Green Bench


An expression doesn’t just come about.


It is first inhaled, lingered at the nostrils,

then transferred to the tongue

where before being processed,

the palate performs a founding ritual

by, firstly, letting it float a few seconds

in the closed mouth, whisking it

and then allowing it to sediment gracefully

into the body of the open buds.


An expression is like a practised recipe.


It cannot be served untried to the tables

of veteran maxims, a High Court of Supremes,

robed deliberators en-tasked for banishing frivolity

from staunchly guarded books of Language.


Their palates may be bland to change

but, an expression can be a possibility


to experimentation; sitting solo at this green bench

on a green day of an excitedly buzzing green park,

barely in contemplation, in utter deliriousness,

I whim upon the act of teleporting


I inhale mouthfuls of the rain-scented air,

the green becoming an enormously magnificent vision,

my mind strays towards clichés

entrapping the overused modicum (of a colour)

unexplored in its robust conceptuality.


I lick the roof of my mouth, the taste seems right.


How delightfully queer for thoughts to float

in the unreached expansive universe,

chancing upon a fertile cell of a mind

to impregnate with what isn’t originally its own

writing out secrets of an unknown

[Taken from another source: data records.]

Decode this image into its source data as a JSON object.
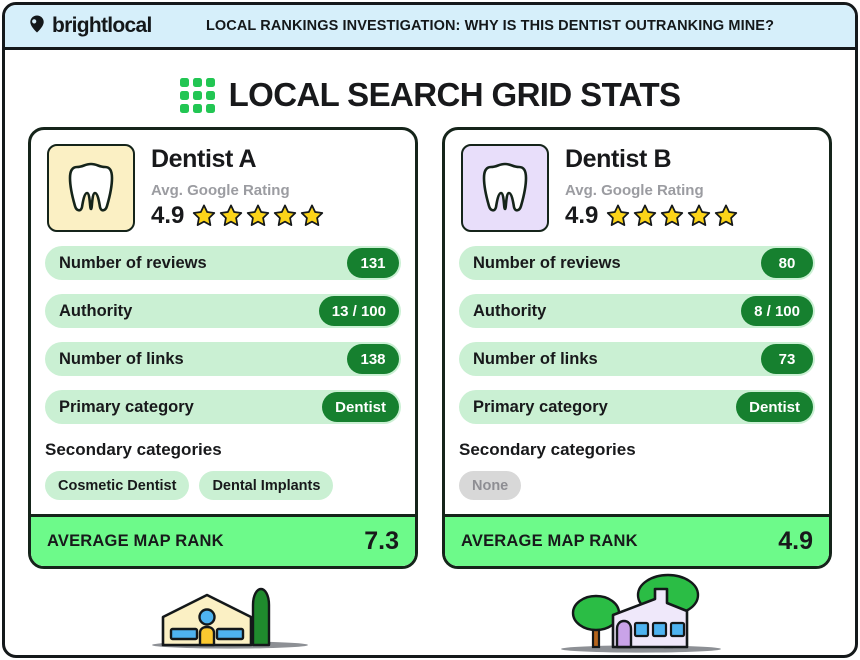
{
  "banner": {
    "logo_text": "brightlocal",
    "logo_icon": "map-pin-icon",
    "title": "LOCAL RANKINGS INVESTIGATION: WHY IS THIS DENTIST OUTRANKING MINE?"
  },
  "page": {
    "title": "LOCAL SEARCH GRID STATS",
    "grid_icon": "grid-dots-icon"
  },
  "colors": {
    "banner_bg": "#d6effa",
    "accent_green": "#22c653",
    "pill_green": "#16802f",
    "row_green": "#caf0d3",
    "footer_green": "#6dfa8a",
    "border_dark": "#15241a",
    "star_yellow": "#fcd419",
    "tooth_a_bg": "#fbf0c4",
    "tooth_b_bg": "#e8defa",
    "none_gray": "#d8d8d8"
  },
  "cards": [
    {
      "name": "Dentist A",
      "icon": "tooth-icon",
      "icon_bg": "#fbf0c4",
      "rating_label": "Avg. Google Rating",
      "rating_value": "4.9",
      "stars": 5,
      "stats": [
        {
          "label": "Number of reviews",
          "value": "131"
        },
        {
          "label": "Authority",
          "value": "13 / 100"
        },
        {
          "label": "Number of links",
          "value": "138"
        },
        {
          "label": "Primary category",
          "value": "Dentist"
        }
      ],
      "secondary_title": "Secondary categories",
      "secondary_categories": [
        "Cosmetic Dentist",
        "Dental Implants"
      ],
      "footer_label": "AVERAGE MAP RANK",
      "footer_value": "7.3",
      "illustration": "building-with-conifer-tree-illustration"
    },
    {
      "name": "Dentist B",
      "icon": "tooth-icon",
      "icon_bg": "#e8defa",
      "rating_label": "Avg. Google Rating",
      "rating_value": "4.9",
      "stars": 5,
      "stats": [
        {
          "label": "Number of reviews",
          "value": "80"
        },
        {
          "label": "Authority",
          "value": "8 / 100"
        },
        {
          "label": "Number of links",
          "value": "73"
        },
        {
          "label": "Primary category",
          "value": "Dentist"
        }
      ],
      "secondary_title": "Secondary categories",
      "secondary_categories": [
        "None"
      ],
      "footer_label": "AVERAGE MAP RANK",
      "footer_value": "4.9",
      "illustration": "building-with-round-trees-illustration"
    }
  ]
}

green bench.





Spring is like a perhaps hand – E. E. Cummings


If Spring would spring from my perhaps hand,

I would dip its nib in the cobalt ink of a night sea

and find green re-birthing leaves painted on

cobblestoned walls in a romantic alleyway

of an old forgotten Italy; all of the flowers

in my life would bloom in grandmother vases

where summer stoves would practise staying alight

under the dancing skirts of a linen breeze, my skin

would cosy against fresh smelling grass growing

on mountains behind a cardinal horizon of lovers

where my house would be a limestone igloo of doves

on which a sparkling silver sunlight would shimmer

its curves; in my mind I would live the spring

of change – the falsely autumned winters,

the change long overdue

and watering the seeds.




The hour of grief brings epiphany,

like an intervention of the high


orders who send you a satiating

drink from the moon’s soothed


river, and in that limpid clasp of

tomorrow’s day, you see pebbles


turned to a path of feathers,

the brow’s heaviest perspiration


wiped by cool cloths of hands

of furling breezes, wrapping


your body in a fogless calm

that has never known burning;


it is possible for a human to cry

tears of gratitude for a thing past,


let the world stop for that hour –

in deadlock –


let the chest exhale, breathe only

light, the oil of liberated skin.


Sheikha A. is from Pakistan and United Arab Emirates. Her work appears in over 60 literary venues such as Ygdrasil, A New Ulster, Rose Red Review, Wilderness House Literary Review, The Penmen Review, Mad Swirl, Open Road Review, ken*again, Shot Glass Journal, Right Hand Pointing and many more. She has had her poems appear in several anthologies by different presses, most recent being Silver Birch Press and Kind of a Hurricane Press. Her work is upcoming in The Stray Branch, Halcyon Days, Indiana Voice Journal to name a few. She edits poetry for eFiction India.